## WHAT YOU ARE ASKED TO DO
Return exactly the lines from the one containing "Output a JSON" through the last line of the records below, both included, and leave out any pictures.
═══
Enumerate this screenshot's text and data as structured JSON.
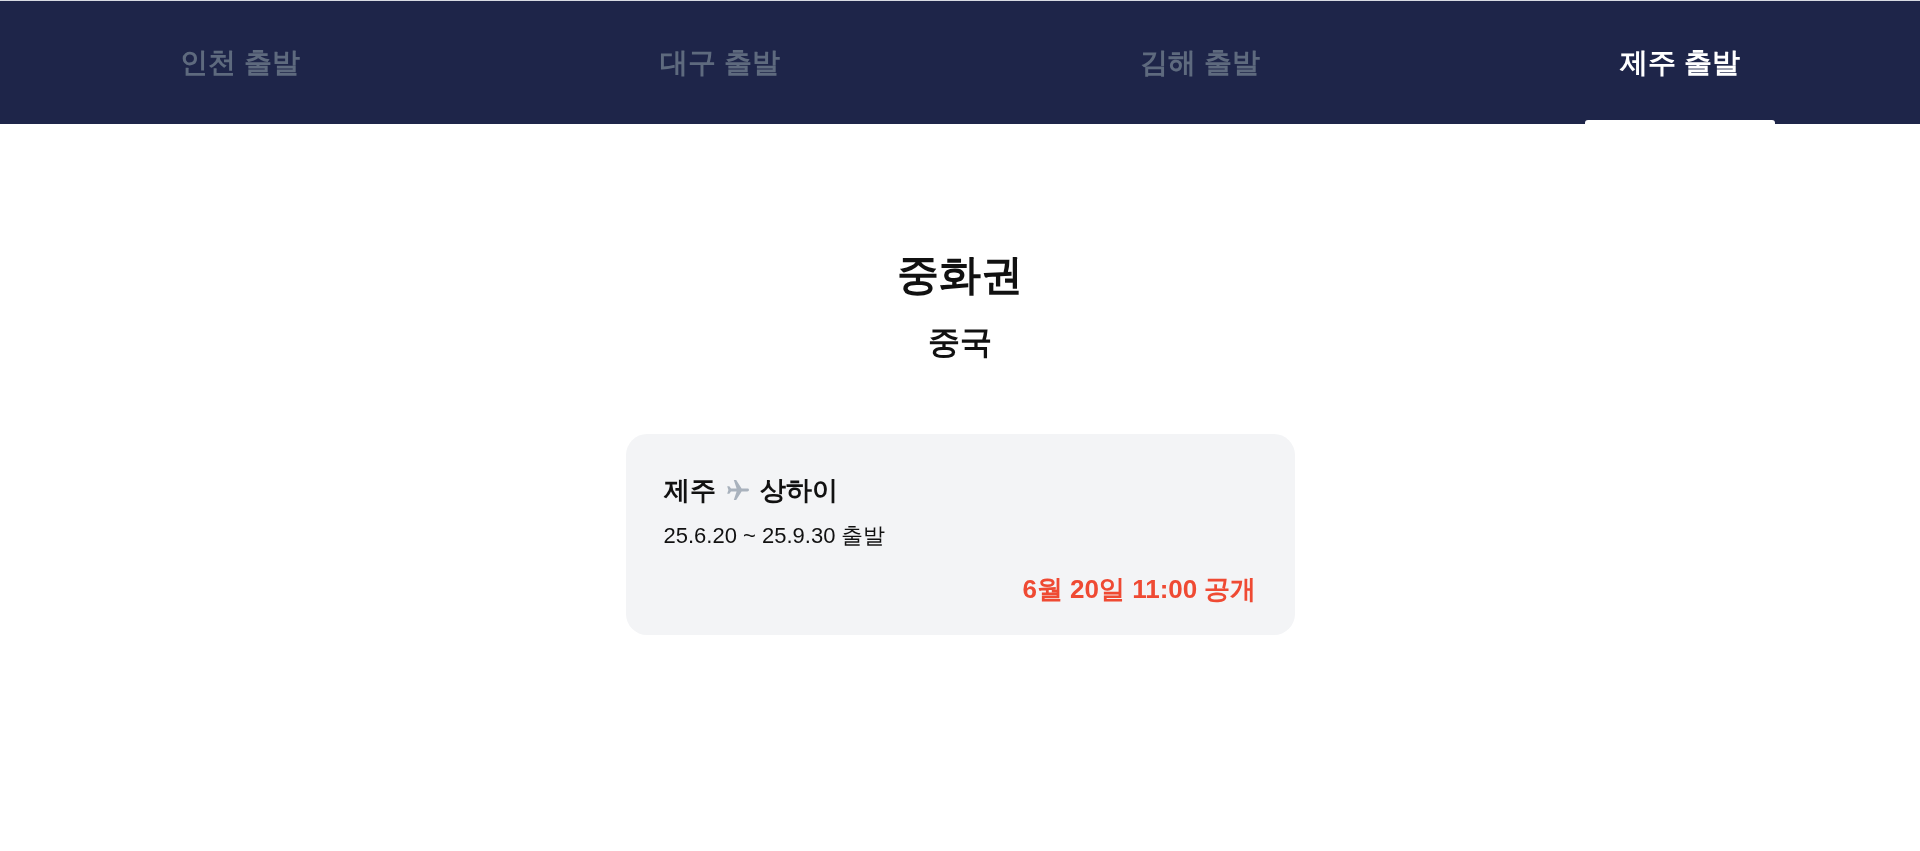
{
  "tabs": [
    {
      "label": "인천 출발",
      "selected": false
    },
    {
      "label": "대구 출발",
      "selected": false
    },
    {
      "label": "김해 출발",
      "selected": false
    },
    {
      "label": "제주 출발",
      "selected": true
    }
  ],
  "region": {
    "title": "중화권",
    "subtitle": "중국"
  },
  "flights": [
    {
      "origin": "제주",
      "destination": "상하이",
      "period": "25.6.20 ~ 25.9.30 출발",
      "release": "6월 20일 11:00 공개"
    }
  ]
}
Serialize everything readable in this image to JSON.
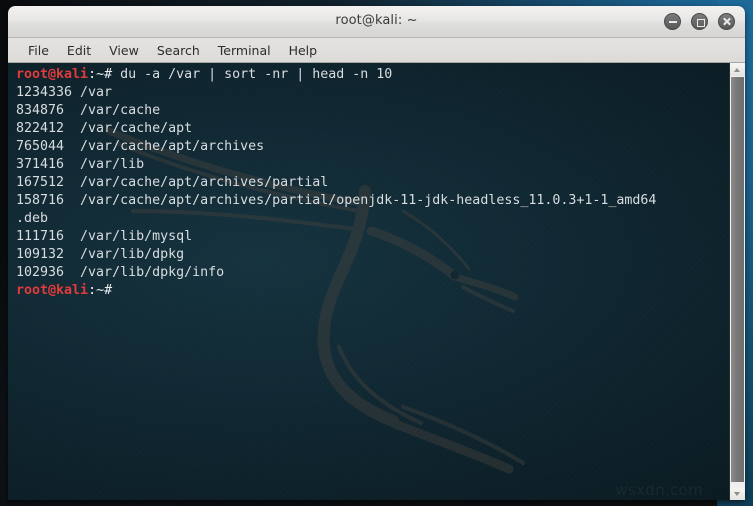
{
  "window": {
    "title": "root@kali: ~",
    "controls": {
      "minimize_label": "Minimize",
      "maximize_label": "Maximize",
      "close_label": "Close"
    }
  },
  "menubar": {
    "items": [
      {
        "label": "File"
      },
      {
        "label": "Edit"
      },
      {
        "label": "View"
      },
      {
        "label": "Search"
      },
      {
        "label": "Terminal"
      },
      {
        "label": "Help"
      }
    ]
  },
  "terminal": {
    "colors": {
      "background": "#0f252f",
      "foreground": "#d9dde0",
      "prompt_user": "#e23b3b",
      "prompt_path": "#e8ecee"
    },
    "prompt_user_host": "root@kali",
    "prompt_suffix": ":~#",
    "command": " du -a /var | sort -nr | head -n 10",
    "output_lines": [
      "1234336 /var",
      "834876  /var/cache",
      "822412  /var/cache/apt",
      "765044  /var/cache/apt/archives",
      "371416  /var/lib",
      "167512  /var/cache/apt/archives/partial",
      "158716  /var/cache/apt/archives/partial/openjdk-11-jdk-headless_11.0.3+1-1_amd64",
      ".deb",
      "111716  /var/lib/mysql",
      "109132  /var/lib/dpkg",
      "102936  /var/lib/dpkg/info"
    ],
    "final_prompt_trailing": " ",
    "watermark": "wsxdn.com"
  },
  "scrollbar": {
    "up_arrow": "scroll-up",
    "down_arrow": "scroll-down"
  }
}
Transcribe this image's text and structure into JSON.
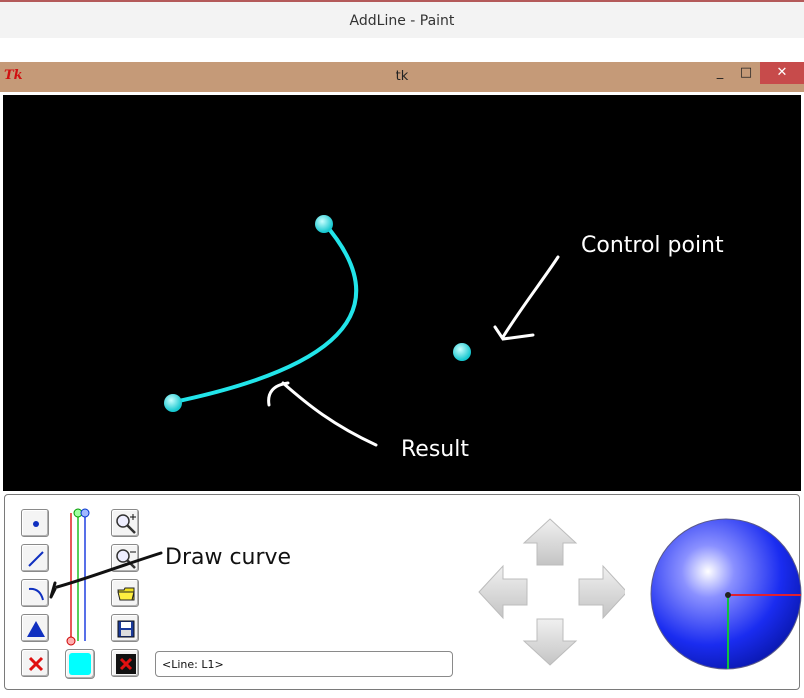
{
  "paint_window": {
    "title": "AddLine - Paint"
  },
  "tk_window": {
    "title": "tk",
    "logo": "Tk",
    "buttons": {
      "minimize": "_",
      "maximize": "□",
      "close": "✕"
    }
  },
  "annotations": {
    "control_point": "Control point",
    "result": "Result",
    "draw_curve": "Draw curve"
  },
  "toolbar": {
    "selection_field": "<Line: L1>",
    "tools": [
      {
        "name": "point-tool",
        "icon": "dot-icon"
      },
      {
        "name": "line-tool",
        "icon": "line-icon"
      },
      {
        "name": "curve-tool",
        "icon": "curve-icon"
      },
      {
        "name": "polygon-tool",
        "icon": "triangle-icon"
      },
      {
        "name": "delete-tool",
        "icon": "red-x-icon"
      },
      {
        "name": "zoom-in",
        "icon": "zoom-in-icon"
      },
      {
        "name": "zoom-out",
        "icon": "zoom-out-icon"
      },
      {
        "name": "open-file",
        "icon": "folder-icon"
      },
      {
        "name": "save-file",
        "icon": "floppy-icon"
      },
      {
        "name": "close-tool",
        "icon": "black-x-icon"
      }
    ],
    "current_color": "#00ffff",
    "slider_colors": [
      "#e02020",
      "#20c020",
      "#2040e0"
    ]
  },
  "colors": {
    "canvas_bg": "#000000",
    "curve": "#22e5ea",
    "control_point": "#22e5ea",
    "sphere": "#2030ff"
  }
}
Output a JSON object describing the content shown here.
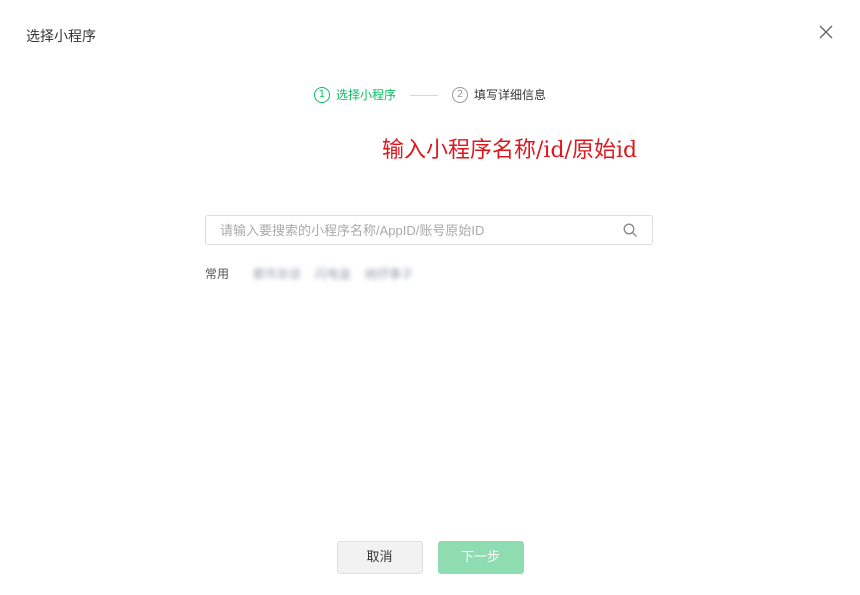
{
  "dialog": {
    "title": "选择小程序"
  },
  "steps": [
    {
      "number": "1",
      "label": "选择小程序",
      "active": true
    },
    {
      "number": "2",
      "label": "填写详细信息",
      "active": false
    }
  ],
  "annotation": "输入小程序名称/id/原始id",
  "search": {
    "placeholder": "请输入要搜索的小程序名称/AppID/账号原始ID",
    "value": ""
  },
  "frequent": {
    "label": "常用",
    "items": [
      "都市杂谈",
      "闪电盒",
      "她抒事子"
    ]
  },
  "footer": {
    "cancel_label": "取消",
    "next_label": "下一步"
  },
  "colors": {
    "accent": "#07c160",
    "next_button_disabled": "#8fdcb0",
    "annotation": "#e0161f"
  }
}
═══
## ANSWER SECTION
Output a JSON object describing the content shown here.
{
  "dialog": {
    "title": "选择小程序"
  },
  "steps": [
    {
      "number": "1",
      "label": "选择小程序",
      "active": true
    },
    {
      "number": "2",
      "label": "填写详细信息",
      "active": false
    }
  ],
  "annotation": "输入小程序名称/id/原始id",
  "search": {
    "placeholder": "请输入要搜索的小程序名称/AppID/账号原始ID",
    "value": ""
  },
  "frequent": {
    "label": "常用",
    "items": [
      "都市杂谈",
      "闪电盒",
      "她抒事子"
    ]
  },
  "footer": {
    "cancel_label": "取消",
    "next_label": "下一步"
  },
  "colors": {
    "accent": "#07c160",
    "next_button_disabled": "#8fdcb0",
    "annotation": "#e0161f"
  }
}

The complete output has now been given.